Geller, A. et al. Emergency Department Visits for Adverse Events Related to Dietary Supplements. N Engl J Med 2015; 373:1531-1540
This study found that the major causes of harm from supplements included accidental ingestion by children, and heart problems in young, otherwise health adults using them for weight loss or for greater “energy.” However, even micronutrients were responsible for emergency room visits and hospitalizations in older Americans.
Nothing that has a measurable effect on the body, even if it has benefits, is without risk, and these products won’t be safe or useful until we require manufacturers to produce reliable scientific evidence about their effects before they are allowed to sell them.
We used nationally representative surveillance data from 63 emergency departments obtained from 2004 through 2013 to describe visits to U.S. emergency departments because of adverse events related to dietary supplements.
On the basis of 3667 cases, we estimated that 23,005 (95% confidence interval [CI], 18,611 to 27,398) emergency department visits per year were attributed to adverse events related to dietary supplements. These visits resulted in an estimated 2154 hospitalizations (95% CI, 1342 to 2967) annually. Such visits frequently involved young adults between the ages of 20 and 34 years (28.0% of visits; 95% CI, 25.1 to 30.8) and unsupervised children (21.2% of visits; 95% CI, 18.4 to 24.0). After the exclusion of unsupervised ingestion of dietary supplements by children, 65.9% (95% CI, 63.2 to 68.5) of emergency department visits for single-supplement–related adverse events involved herbal or complementary nutritional products; 31.8% (95% CI, 29.2 to 34.3) involved micronutrients. Herbal or complementary nutritional products for weight loss (25.5%; 95% CI, 23.1 to 27.9) and increased energy (10.0%; 95% CI, 8.0 to 11.9) were commonly implicated. Weight-loss or energy products caused 71.8% (95% CI, 67.6 to 76.1) of supplement-related adverse events involving palpitations, chest pain, or tachycardia, and 58.0% (95% CI, 52.2 to 63.7) involved persons 20 to 34 years of age. Among adults 65 years of age or older, choking or pill-induced dysphagia or globus caused 37.6% (95% CI, 29.1 to 46.2) of all emergency department visits for supplement-related adverse events; micronutrients were implicated in 83.1% (95% CI, 73.3 to 92.9) of these visits.
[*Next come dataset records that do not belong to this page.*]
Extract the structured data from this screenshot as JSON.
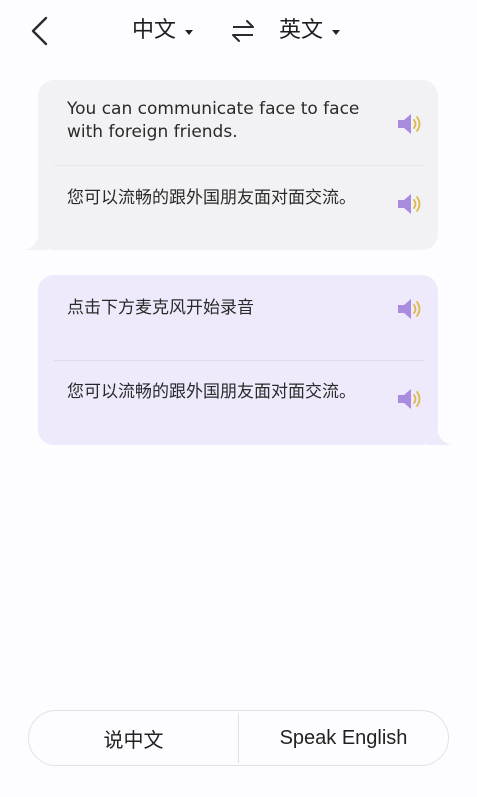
{
  "header": {
    "back_icon": "chevron-left-icon",
    "source_lang": "中文",
    "target_lang": "英文",
    "swap_icon": "swap-arrows-icon"
  },
  "conversation": [
    {
      "side": "left",
      "bubble_color": "#f2f2f4",
      "source_text": "You can communicate face to face with foreign friends.",
      "translated_text": "您可以流畅的跟外国朋友面对面交流。"
    },
    {
      "side": "right",
      "bubble_color": "#eeeafc",
      "source_text": "点击下方麦克风开始录音",
      "translated_text": "您可以流畅的跟外国朋友面对面交流。"
    }
  ],
  "speaker_icon": "speaker-icon",
  "speaker_color": "#a98ce0",
  "bottom_bar": {
    "speak_chinese_label": "说中文",
    "speak_english_label": "Speak English"
  }
}
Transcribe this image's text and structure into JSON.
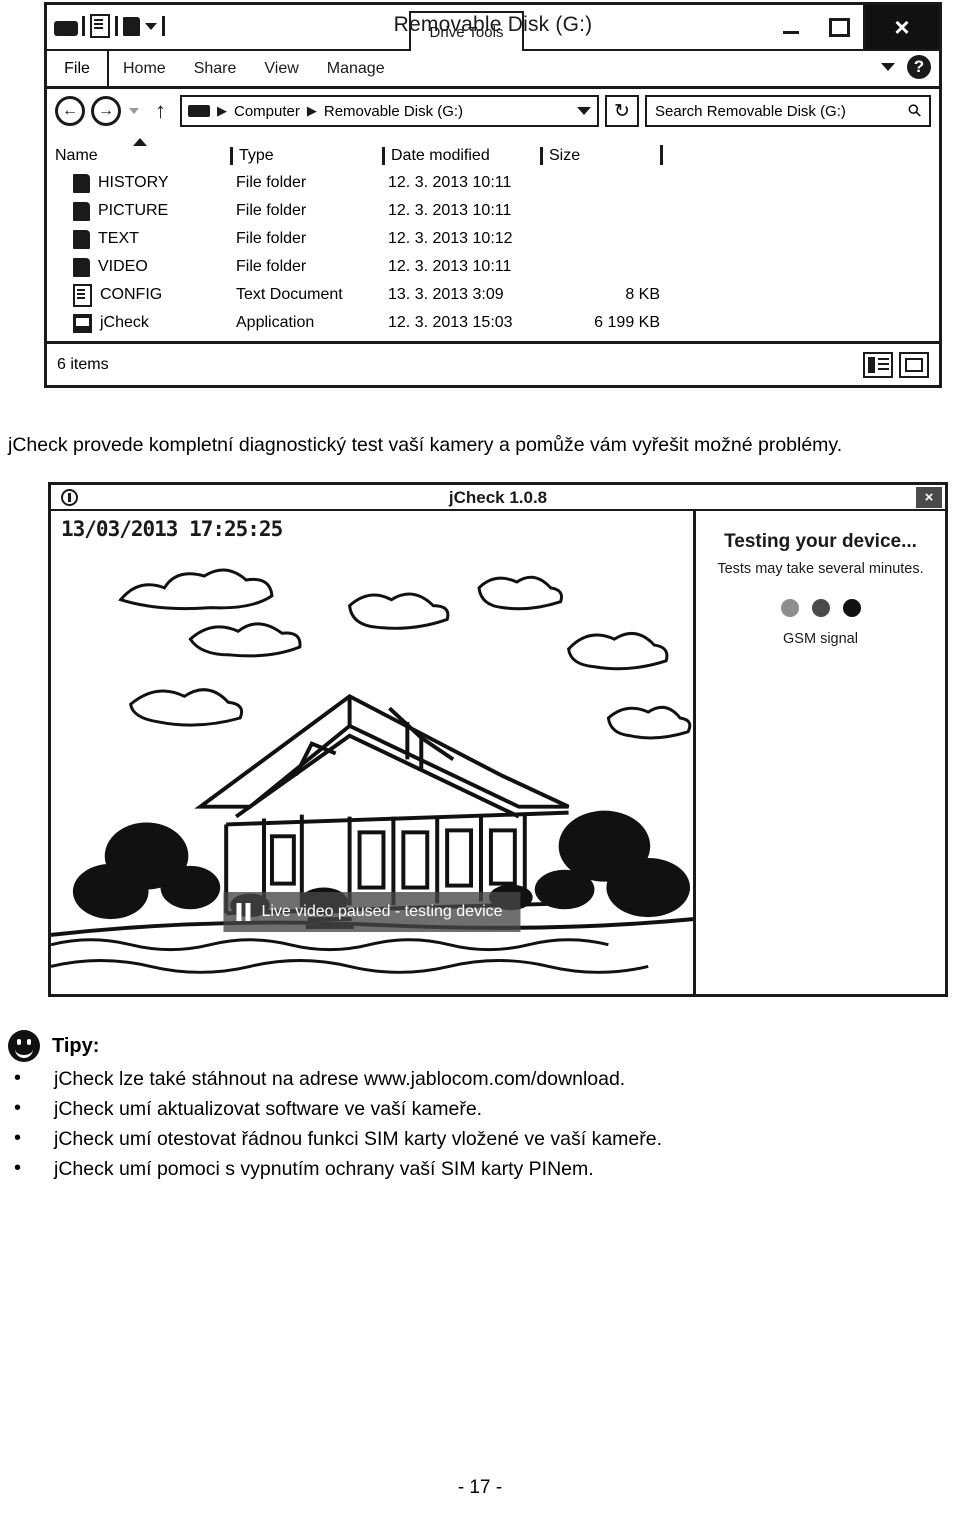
{
  "explorer": {
    "quick_access": {
      "drive_icon": "drive-icon",
      "doc_icon": "document-icon",
      "folder_icon": "folder-icon",
      "dropdown_icon": "chevron-down-icon"
    },
    "contextual_tab_group": "Drive Tools",
    "title": "Removable Disk (G:)",
    "window_buttons": {
      "minimize": "minimize-icon",
      "maximize": "maximize-icon",
      "close": "×"
    },
    "ribbon": {
      "file": "File",
      "tabs": [
        "Home",
        "Share",
        "View",
        "Manage"
      ],
      "collapse": "chevron-down-icon",
      "help": "?"
    },
    "nav": {
      "back": "←",
      "forward": "→",
      "recent": "chevron-down-icon",
      "up": "↑",
      "breadcrumb": [
        "Computer",
        "Removable Disk (G:)"
      ],
      "breadcrumb_separator": "▶",
      "address_dropdown": "chevron-down-icon",
      "refresh": "↻",
      "search_placeholder": "Search Removable Disk (G:)",
      "search_icon": "search-icon"
    },
    "columns": [
      "Name",
      "Type",
      "Date modified",
      "Size"
    ],
    "sort_indicator": "sort-ascending-icon",
    "rows": [
      {
        "icon": "folder-icon",
        "name": "HISTORY",
        "type": "File folder",
        "date": "12. 3. 2013 10:11",
        "size": ""
      },
      {
        "icon": "folder-icon",
        "name": "PICTURE",
        "type": "File folder",
        "date": "12. 3. 2013 10:11",
        "size": ""
      },
      {
        "icon": "folder-icon",
        "name": "TEXT",
        "type": "File folder",
        "date": "12. 3. 2013 10:12",
        "size": ""
      },
      {
        "icon": "folder-icon",
        "name": "VIDEO",
        "type": "File folder",
        "date": "12. 3. 2013 10:11",
        "size": ""
      },
      {
        "icon": "text-file-icon",
        "name": "CONFIG",
        "type": "Text Document",
        "date": "13. 3. 2013 3:09",
        "size": "8 KB"
      },
      {
        "icon": "app-icon",
        "name": "jCheck",
        "type": "Application",
        "date": "12. 3. 2013 15:03",
        "size": "6 199 KB"
      }
    ],
    "status": {
      "item_count": "6 items",
      "details_view": "details-view-icon",
      "large_icons_view": "large-icons-view-icon"
    }
  },
  "caption": "jCheck provede kompletní diagnostický test vaší kamery a pomůže vám vyřešit možné problémy.",
  "jcheck": {
    "logo": "camera-icon",
    "title": "jCheck 1.0.8",
    "close": "×",
    "video": {
      "timestamp": "13/03/2013 17:25:25",
      "overlay_icon": "pause-icon",
      "overlay_text": "Live video paused - testing device"
    },
    "panel": {
      "heading": "Testing your device...",
      "subheading": "Tests may take several minutes.",
      "dots": [
        "dim",
        "mid",
        "on"
      ],
      "signal_label": "GSM signal"
    }
  },
  "tips": {
    "icon": "smiley-icon",
    "title": "Tipy:",
    "items": [
      "jCheck lze také stáhnout na adrese www.jablocom.com/download.",
      "jCheck umí aktualizovat software ve vaší kameře.",
      "jCheck umí otestovat řádnou funkci SIM karty vložené ve vaší kameře.",
      "jCheck umí pomoci s vypnutím ochrany vaší SIM karty PINem."
    ]
  },
  "page_number": "- 17 -"
}
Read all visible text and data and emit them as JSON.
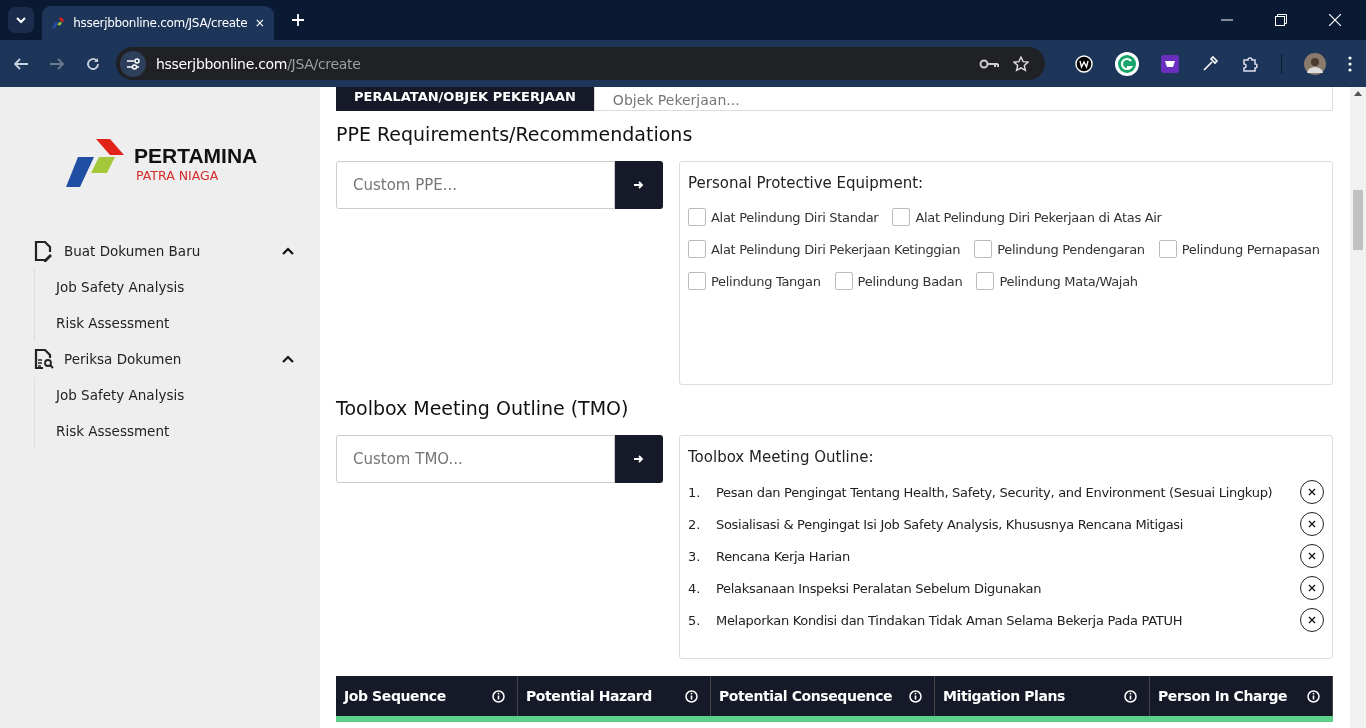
{
  "browser": {
    "tabs": [
      {
        "title": "hsserjbbonline.com/JSA/create",
        "selected": true
      }
    ],
    "address": {
      "host": "hsserjbbonline.com",
      "path": "/JSA/create"
    }
  },
  "sidebar": {
    "logo": {
      "name": "PERTAMINA",
      "subtitle": "PATRA NIAGA"
    },
    "groups": [
      {
        "label": "Buat Dokumen Baru",
        "kind": "new-document",
        "expanded": true,
        "children": [
          {
            "label": "Job Safety Analysis"
          },
          {
            "label": "Risk Assessment"
          }
        ]
      },
      {
        "label": "Periksa Dokumen",
        "kind": "review-document",
        "expanded": true,
        "children": [
          {
            "label": "Job Safety Analysis"
          },
          {
            "label": "Risk Assessment"
          }
        ]
      }
    ]
  },
  "top_row": {
    "label": "PERALATAN/OBJEK PEKERJAAN",
    "placeholder": "Objek Pekerjaan..."
  },
  "ppe": {
    "title": "PPE Requirements/Recommendations",
    "placeholder": "Custom PPE...",
    "card_title": "Personal Protective Equipment:",
    "items": [
      {
        "label": "Alat Pelindung Diri Standar",
        "checked": false
      },
      {
        "label": "Alat Pelindung Diri Pekerjaan di Atas Air",
        "checked": false
      },
      {
        "label": "Alat Pelindung Diri Pekerjaan Ketinggian",
        "checked": false
      },
      {
        "label": "Pelindung Pendengaran",
        "checked": false
      },
      {
        "label": "Pelindung Pernapasan",
        "checked": false
      },
      {
        "label": "Pelindung Tangan",
        "checked": false
      },
      {
        "label": "Pelindung Badan",
        "checked": false
      },
      {
        "label": "Pelindung Mata/Wajah",
        "checked": false
      }
    ]
  },
  "tmo": {
    "title": "Toolbox Meeting Outline (TMO)",
    "placeholder": "Custom TMO...",
    "card_title": "Toolbox Meeting Outline:",
    "items": [
      {
        "number": "1.",
        "text": "Pesan dan Pengingat Tentang Health, Safety, Security, and Environment (Sesuai Lingkup)"
      },
      {
        "number": "2.",
        "text": "Sosialisasi & Pengingat Isi Job Safety Analysis, Khususnya Rencana Mitigasi"
      },
      {
        "number": "3.",
        "text": "Rencana Kerja Harian"
      },
      {
        "number": "4.",
        "text": "Pelaksanaan Inspeksi Peralatan Sebelum Digunakan"
      },
      {
        "number": "5.",
        "text": "Melaporkan Kondisi dan Tindakan Tidak Aman Selama Bekerja Pada PATUH"
      }
    ]
  },
  "table": {
    "columns": [
      "Job Sequence",
      "Potential Hazard",
      "Potential Consequence",
      "Mitigation Plans",
      "Person In Charge"
    ]
  }
}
An estimated 23,000 emergency department visits in the United States every year are attributed to adverse events related to dietary supplements. Such visits commonly involve cardiovascular manifestations from weight-loss or energy products among young adults and swallowing problems, often associated with micronutrients, among older adults. (Funded by the Department of Health and Human Services.)